▸ What you have to do
Find the lines in the records below that contain "level", and report each of them.

(Dataset rows for apps and sites)
+-------+

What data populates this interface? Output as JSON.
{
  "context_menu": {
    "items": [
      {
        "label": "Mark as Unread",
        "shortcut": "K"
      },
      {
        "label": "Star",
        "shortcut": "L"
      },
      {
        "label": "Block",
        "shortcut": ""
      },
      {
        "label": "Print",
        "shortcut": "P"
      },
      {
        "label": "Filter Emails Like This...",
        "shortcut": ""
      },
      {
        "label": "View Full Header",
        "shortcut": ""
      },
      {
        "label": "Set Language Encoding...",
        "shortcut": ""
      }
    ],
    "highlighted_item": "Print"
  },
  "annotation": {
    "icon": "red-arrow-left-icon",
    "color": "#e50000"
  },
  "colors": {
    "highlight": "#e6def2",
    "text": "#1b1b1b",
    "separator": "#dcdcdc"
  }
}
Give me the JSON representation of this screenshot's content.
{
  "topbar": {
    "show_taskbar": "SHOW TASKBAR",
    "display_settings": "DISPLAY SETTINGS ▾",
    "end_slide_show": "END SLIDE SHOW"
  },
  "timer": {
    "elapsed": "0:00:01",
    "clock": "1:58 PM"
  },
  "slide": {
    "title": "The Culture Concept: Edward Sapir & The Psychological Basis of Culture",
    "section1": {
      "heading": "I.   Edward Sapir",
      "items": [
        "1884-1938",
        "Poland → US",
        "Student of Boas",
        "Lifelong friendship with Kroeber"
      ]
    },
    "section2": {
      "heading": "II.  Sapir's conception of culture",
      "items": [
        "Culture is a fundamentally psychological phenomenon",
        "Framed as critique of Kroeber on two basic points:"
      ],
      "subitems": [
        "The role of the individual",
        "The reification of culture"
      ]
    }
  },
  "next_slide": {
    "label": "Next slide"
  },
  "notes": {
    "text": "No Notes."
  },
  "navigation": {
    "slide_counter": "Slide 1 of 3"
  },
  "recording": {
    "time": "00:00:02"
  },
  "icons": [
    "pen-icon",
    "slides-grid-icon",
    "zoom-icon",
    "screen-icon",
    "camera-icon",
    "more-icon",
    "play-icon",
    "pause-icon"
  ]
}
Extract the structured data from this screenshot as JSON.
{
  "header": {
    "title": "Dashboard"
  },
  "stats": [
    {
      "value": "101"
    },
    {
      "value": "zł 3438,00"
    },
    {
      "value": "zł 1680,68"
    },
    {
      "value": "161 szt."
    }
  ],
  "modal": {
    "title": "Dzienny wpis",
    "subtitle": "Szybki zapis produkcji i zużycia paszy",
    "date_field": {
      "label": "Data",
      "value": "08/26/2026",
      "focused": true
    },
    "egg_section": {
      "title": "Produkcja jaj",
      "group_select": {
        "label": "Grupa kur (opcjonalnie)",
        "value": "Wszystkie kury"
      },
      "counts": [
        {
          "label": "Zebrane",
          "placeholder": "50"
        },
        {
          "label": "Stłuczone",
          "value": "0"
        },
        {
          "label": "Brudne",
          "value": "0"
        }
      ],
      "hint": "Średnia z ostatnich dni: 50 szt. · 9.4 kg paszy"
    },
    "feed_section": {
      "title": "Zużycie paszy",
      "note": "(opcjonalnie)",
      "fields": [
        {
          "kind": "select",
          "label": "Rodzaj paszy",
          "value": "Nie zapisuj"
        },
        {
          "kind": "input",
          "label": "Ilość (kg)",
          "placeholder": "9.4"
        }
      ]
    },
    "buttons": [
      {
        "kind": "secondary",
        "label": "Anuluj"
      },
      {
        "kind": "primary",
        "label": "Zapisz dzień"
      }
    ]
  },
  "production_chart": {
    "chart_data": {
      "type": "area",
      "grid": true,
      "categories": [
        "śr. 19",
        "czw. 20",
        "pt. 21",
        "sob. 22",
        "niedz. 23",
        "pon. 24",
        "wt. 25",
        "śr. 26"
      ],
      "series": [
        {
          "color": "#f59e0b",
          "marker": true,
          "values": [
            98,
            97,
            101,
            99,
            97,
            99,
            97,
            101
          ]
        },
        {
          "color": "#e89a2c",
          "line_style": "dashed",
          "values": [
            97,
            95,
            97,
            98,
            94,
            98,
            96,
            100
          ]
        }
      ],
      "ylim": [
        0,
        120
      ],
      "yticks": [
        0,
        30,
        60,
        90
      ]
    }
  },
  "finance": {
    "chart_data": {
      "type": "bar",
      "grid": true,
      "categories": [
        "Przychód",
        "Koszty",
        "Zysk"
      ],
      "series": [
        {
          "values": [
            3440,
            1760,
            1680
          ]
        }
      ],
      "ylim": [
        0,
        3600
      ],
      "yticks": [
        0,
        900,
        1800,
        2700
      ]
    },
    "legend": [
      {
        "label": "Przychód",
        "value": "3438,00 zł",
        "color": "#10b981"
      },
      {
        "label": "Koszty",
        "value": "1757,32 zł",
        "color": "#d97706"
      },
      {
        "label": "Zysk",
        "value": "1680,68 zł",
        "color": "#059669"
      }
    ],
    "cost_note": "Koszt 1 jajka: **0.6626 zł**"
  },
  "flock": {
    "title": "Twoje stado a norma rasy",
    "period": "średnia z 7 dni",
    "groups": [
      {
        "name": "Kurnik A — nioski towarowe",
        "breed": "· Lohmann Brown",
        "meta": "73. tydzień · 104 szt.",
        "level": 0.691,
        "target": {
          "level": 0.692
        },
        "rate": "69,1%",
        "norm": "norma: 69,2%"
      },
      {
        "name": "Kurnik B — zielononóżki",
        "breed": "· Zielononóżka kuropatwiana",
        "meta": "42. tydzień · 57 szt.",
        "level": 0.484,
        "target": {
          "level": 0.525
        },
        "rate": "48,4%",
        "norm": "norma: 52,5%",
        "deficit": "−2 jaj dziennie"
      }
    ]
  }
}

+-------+

▸ Exercise response
        "level": 0.691,
          "level": 0.692
        "level": 0.484,
          "level": 0.525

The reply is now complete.